Exercise:
Restate each of the lines given below, word for word.

Recorded data:

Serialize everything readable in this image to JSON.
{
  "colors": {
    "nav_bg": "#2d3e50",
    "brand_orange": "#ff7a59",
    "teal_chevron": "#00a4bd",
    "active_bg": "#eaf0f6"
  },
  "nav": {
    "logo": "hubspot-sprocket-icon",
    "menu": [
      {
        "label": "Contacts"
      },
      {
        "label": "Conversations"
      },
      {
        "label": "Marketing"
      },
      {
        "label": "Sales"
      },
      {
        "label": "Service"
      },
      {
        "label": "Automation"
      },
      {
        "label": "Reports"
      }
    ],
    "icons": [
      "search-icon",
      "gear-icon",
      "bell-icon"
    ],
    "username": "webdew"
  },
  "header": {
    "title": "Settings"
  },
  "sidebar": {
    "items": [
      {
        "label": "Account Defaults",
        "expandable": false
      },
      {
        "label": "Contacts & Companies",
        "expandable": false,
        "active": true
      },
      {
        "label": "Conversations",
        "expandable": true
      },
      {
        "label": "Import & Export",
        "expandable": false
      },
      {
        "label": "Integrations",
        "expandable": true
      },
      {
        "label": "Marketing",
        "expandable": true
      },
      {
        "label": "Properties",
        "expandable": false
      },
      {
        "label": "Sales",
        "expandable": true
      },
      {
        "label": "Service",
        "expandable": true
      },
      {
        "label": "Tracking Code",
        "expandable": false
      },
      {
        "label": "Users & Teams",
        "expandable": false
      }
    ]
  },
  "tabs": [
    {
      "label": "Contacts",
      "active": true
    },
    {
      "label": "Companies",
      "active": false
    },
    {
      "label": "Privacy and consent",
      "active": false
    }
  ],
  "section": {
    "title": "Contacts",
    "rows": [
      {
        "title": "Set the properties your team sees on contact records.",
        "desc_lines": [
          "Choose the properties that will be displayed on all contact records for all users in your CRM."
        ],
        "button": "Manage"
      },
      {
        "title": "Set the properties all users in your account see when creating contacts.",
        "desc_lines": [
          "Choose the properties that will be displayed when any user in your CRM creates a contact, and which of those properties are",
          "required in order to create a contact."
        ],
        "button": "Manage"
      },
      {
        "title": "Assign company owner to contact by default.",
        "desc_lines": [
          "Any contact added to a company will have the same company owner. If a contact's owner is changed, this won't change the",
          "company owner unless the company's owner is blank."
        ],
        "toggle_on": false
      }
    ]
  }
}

Solution for this problem:
Serialize everything readable in this image to JSON.
{
  "colors": {
    "nav_bg": "#2d3e50",
    "brand_orange": "#ff7a59",
    "teal_chevron": "#00a4bd",
    "active_bg": "#eaf0f6"
  },
  "nav": {
    "logo": "hubspot-sprocket-icon",
    "menu": [
      {
        "label": "Contacts"
      },
      {
        "label": "Conversations"
      },
      {
        "label": "Marketing"
      },
      {
        "label": "Sales"
      },
      {
        "label": "Service"
      },
      {
        "label": "Automation"
      },
      {
        "label": "Reports"
      }
    ],
    "icons": [
      "search-icon",
      "gear-icon",
      "bell-icon"
    ],
    "username": "webdew"
  },
  "header": {
    "title": "Settings"
  },
  "sidebar": {
    "items": [
      {
        "label": "Account Defaults",
        "expandable": false
      },
      {
        "label": "Contacts & Companies",
        "expandable": false,
        "active": true
      },
      {
        "label": "Conversations",
        "expandable": true
      },
      {
        "label": "Import & Export",
        "expandable": false
      },
      {
        "label": "Integrations",
        "expandable": true
      },
      {
        "label": "Marketing",
        "expandable": true
      },
      {
        "label": "Properties",
        "expandable": false
      },
      {
        "label": "Sales",
        "expandable": true
      },
      {
        "label": "Service",
        "expandable": true
      },
      {
        "label": "Tracking Code",
        "expandable": false
      },
      {
        "label": "Users & Teams",
        "expandable": false
      }
    ]
  },
  "tabs": [
    {
      "label": "Contacts",
      "active": true
    },
    {
      "label": "Companies",
      "active": false
    },
    {
      "label": "Privacy and consent",
      "active": false
    }
  ],
  "section": {
    "title": "Contacts",
    "rows": [
      {
        "title": "Set the properties your team sees on contact records.",
        "desc_lines": [
          "Choose the properties that will be displayed on all contact records for all users in your CRM."
        ],
        "button": "Manage"
      },
      {
        "title": "Set the properties all users in your account see when creating contacts.",
        "desc_lines": [
          "Choose the properties that will be displayed when any user in your CRM creates a contact, and which of those properties are",
          "required in order to create a contact."
        ],
        "button": "Manage"
      },
      {
        "title": "Assign company owner to contact by default.",
        "desc_lines": [
          "Any contact added to a company will have the same company owner. If a contact's owner is changed, this won't change the",
          "company owner unless the company's owner is blank."
        ],
        "toggle_on": false
      }
    ]
  }
}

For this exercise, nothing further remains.